- _What is expected_:
Leaving out the images, repeat all the lines below exactly.

- _Working data_:

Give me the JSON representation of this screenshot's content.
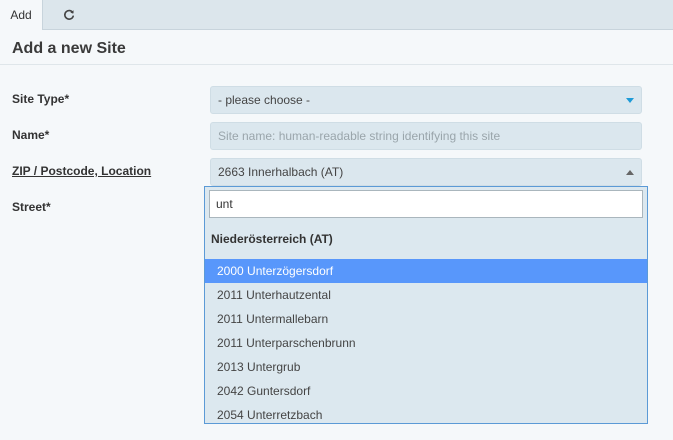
{
  "tabs": {
    "add_label": "Add"
  },
  "page": {
    "title": "Add a new Site"
  },
  "form": {
    "site_type": {
      "label": "Site Type*",
      "value": "- please choose -"
    },
    "name": {
      "label": "Name*",
      "value": "",
      "placeholder": "Site name: human-readable string identifying this site"
    },
    "location": {
      "label": "ZIP / Postcode, Location",
      "value": "2663 Innerhalbach (AT)"
    },
    "street": {
      "label": "Street*"
    }
  },
  "dropdown": {
    "search_value": "unt",
    "group_label": "Niederösterreich (AT)",
    "options": [
      "2000 Unterzögersdorf",
      "2011 Unterhautzental",
      "2011 Untermallebarn",
      "2011 Unterparschenbrunn",
      "2013 Untergrub",
      "2042 Guntersdorf",
      "2054 Unterretzbach"
    ],
    "selected_index": 0
  },
  "colors": {
    "highlight": "#5897fb",
    "field_bg": "#dbe7ee",
    "accent_arrow": "#1e9bd7"
  }
}
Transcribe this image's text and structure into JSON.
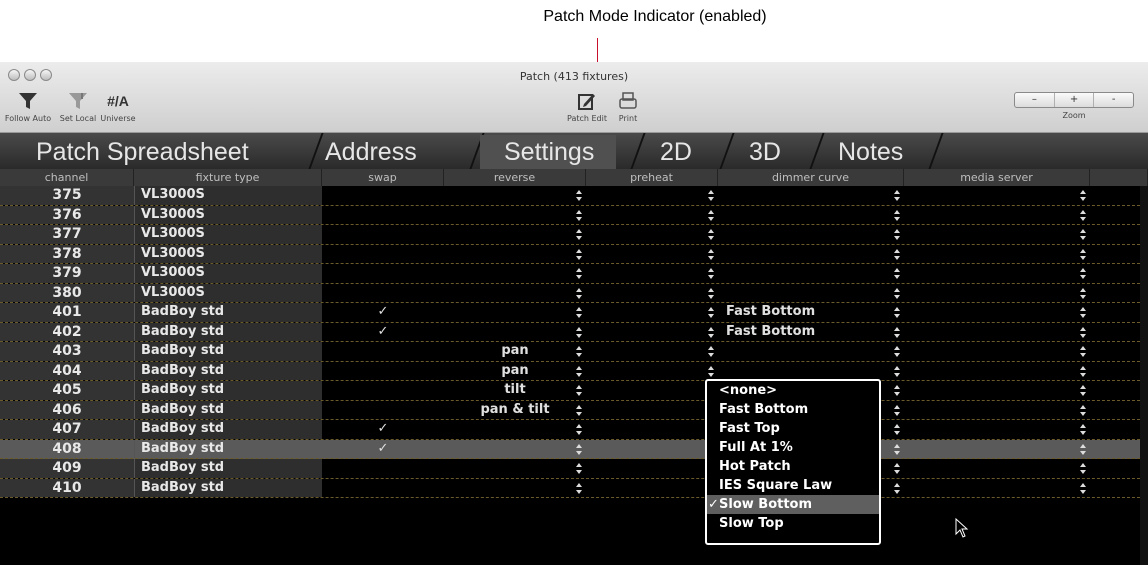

- _Result of the task_:
Give me the JSON representation of this screenshot's content.
{
  "tabs": {
    "add_label": "Add"
  },
  "page": {
    "title": "Add a new Site"
  },
  "form": {
    "site_type": {
      "label": "Site Type*",
      "value": "- please choose -"
    },
    "name": {
      "label": "Name*",
      "value": "",
      "placeholder": "Site name: human-readable string identifying this site"
    },
    "location": {
      "label": "ZIP / Postcode, Location",
      "value": "2663 Innerhalbach (AT)"
    },
    "street": {
      "label": "Street*"
    }
  },
  "dropdown": {
    "search_value": "unt",
    "group_label": "Niederösterreich (AT)",
    "options": [
      "2000 Unterzögersdorf",
      "2011 Unterhautzental",
      "2011 Untermallebarn",
      "2011 Unterparschenbrunn",
      "2013 Untergrub",
      "2042 Guntersdorf",
      "2054 Unterretzbach"
    ],
    "selected_index": 0
  },
  "colors": {
    "highlight": "#5897fb",
    "field_bg": "#dbe7ee",
    "accent_arrow": "#1e9bd7"
  }
}
Transcribe this image's text and structure into JSON.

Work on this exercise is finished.